Ensuring high-quality mathematics for all
Researchers affiliated with the Great Lakes Equity Center at the IU School of Education at IUPUI presented a case study examining how teachers can support meaningful learning in mathematics to students with disabilities. Paulo Tan, research assistant, and Kathleen King Thorius, principal investigator of the center and assistant professor of special education, presented “Equity in Mathematics Education Through Technical Assistance and Professional Learning.”
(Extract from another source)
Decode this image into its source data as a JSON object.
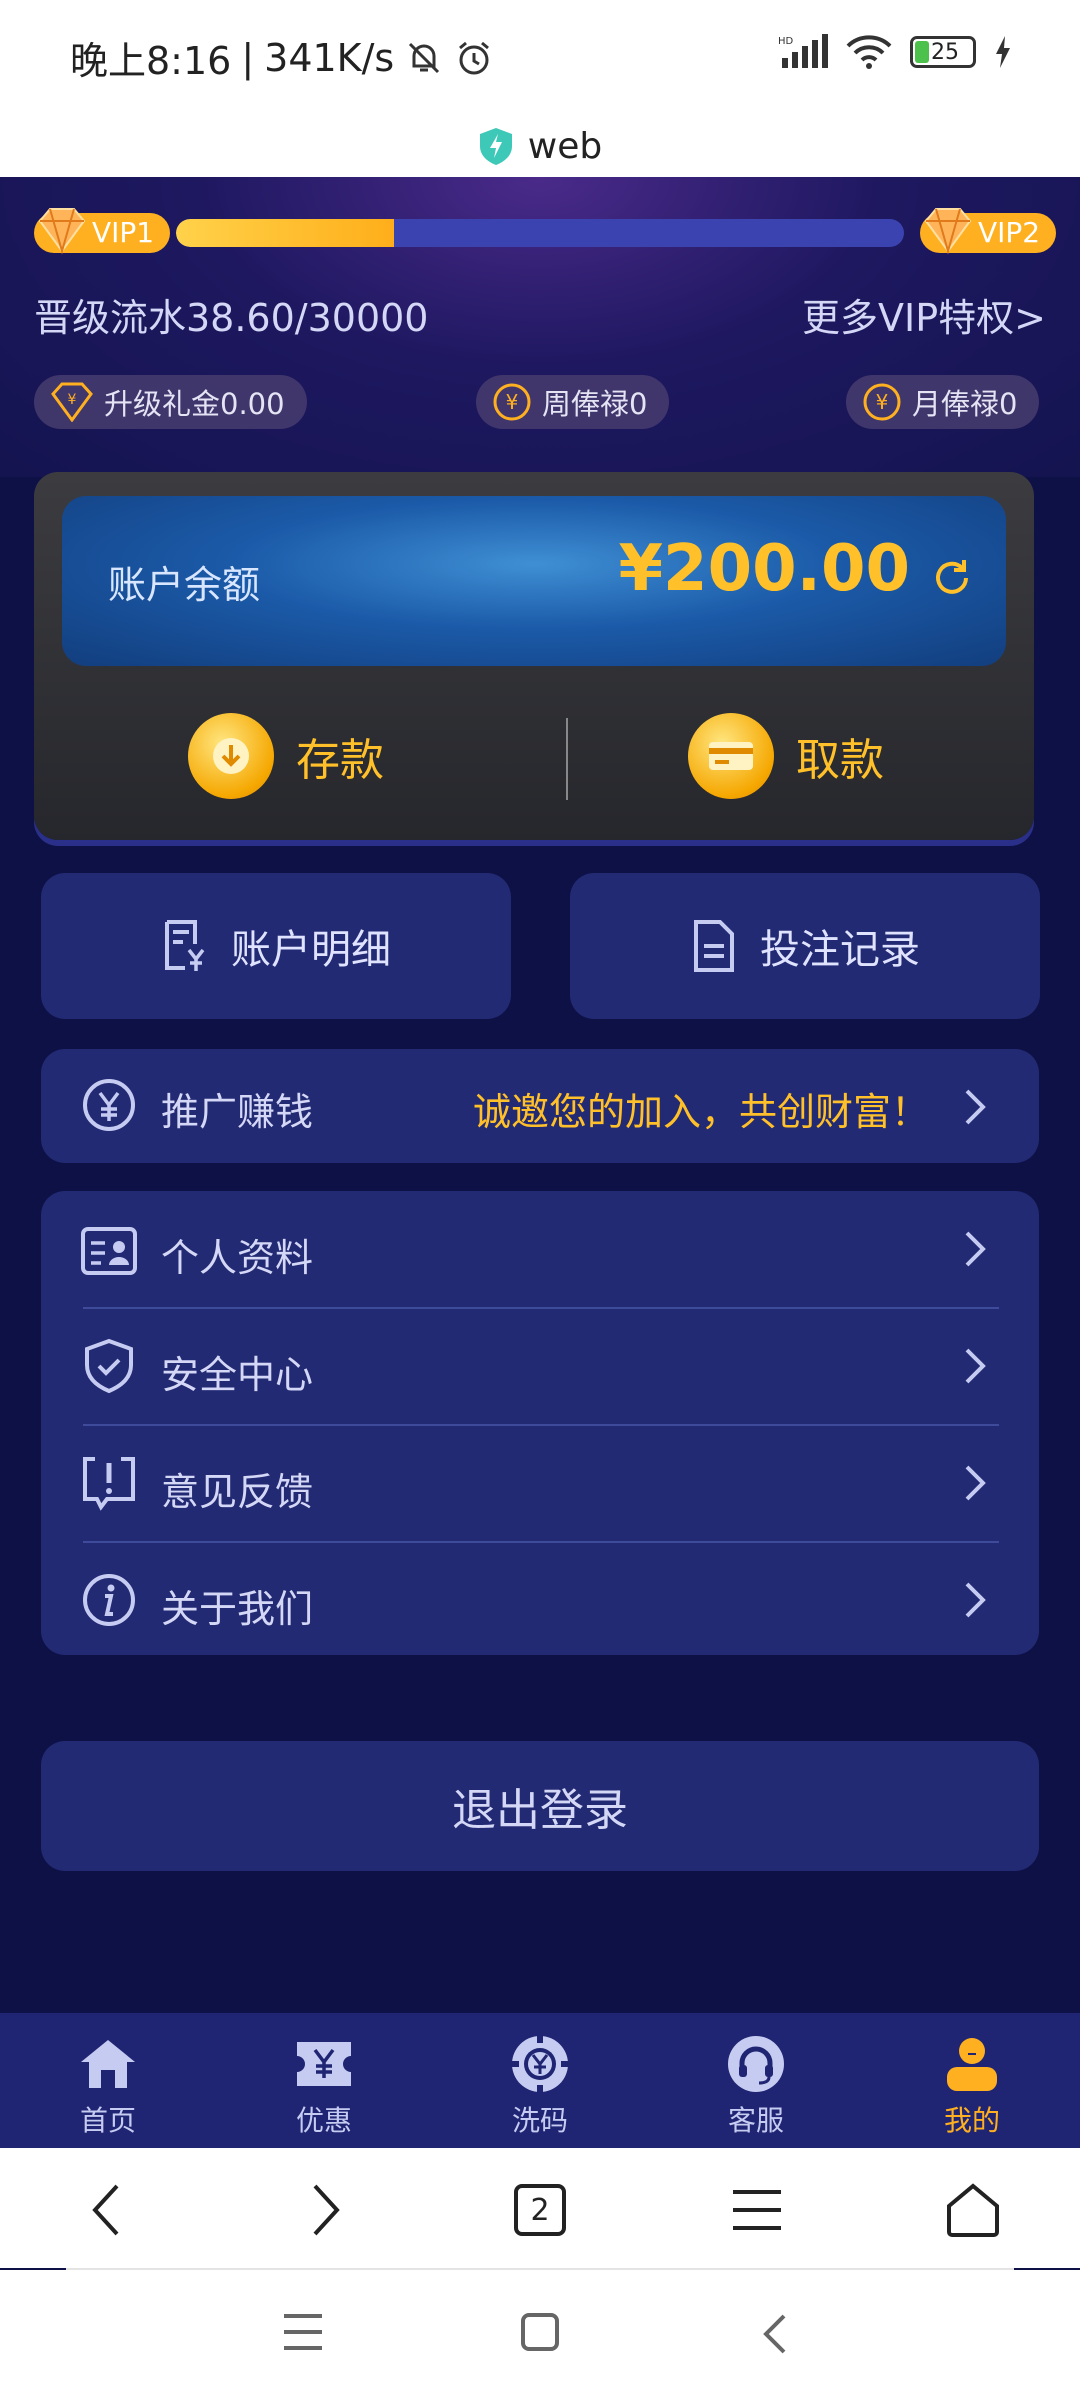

Given the pressure upon researchers and teachers to improve student achievement in mathematics, and the center's concerns about inequitable educational participation for students with significant disabilities, the researchers formed and facilitated a professional learning community with special and general educators from two elementary schools focused on inclusive mathematics education for students with disabilities. Marsha Simon, an assistant director with the center, joined Tan and Thorius on the project.
Results suggested that "Particular tools and processes utilized during the technical assistance were useful in facilitating teacher development toward inclusive mathematics education for students with disabilities,” Tan said. The Great Lakes Equity Center has engaged in technical assistance partnerships focused on improving educational practice and outcomes with over 30 school districts and state departments of education over the past two and a half years, according to Thorius.
Supporting early literacy development before school
Gretchen Butera, associate professor of special education at IU Bloomington, current students and a former student presented a project that helped build on emerging literacy skills through a Head Start program. Butera, along with alumna Amber Friesen, now at San Francisco State University, and doctoral students Jill Clay, Alina Mihai and Potheini Vaiouli, conducted a two-year study documenting a family literacy project within a Head Start Community. The project was intended to complement school classroom activities and support early literacy development. The project also invited family participation by encouraging families to use their own household expertise and choose activities that fit their homes best.
The authors found families valued seeing their children learn within the structure of the project. While educators were willing to try the project, they were somewhat ambivalent regarding family participation.
“Building a bridge between learning at home and in school is especially important when we think about children’s early literacy development,” Butera said. “The bridge has traffic going both ways. It’s important to acknowledge family expertise as well as seek their help in supporting children’s learning.”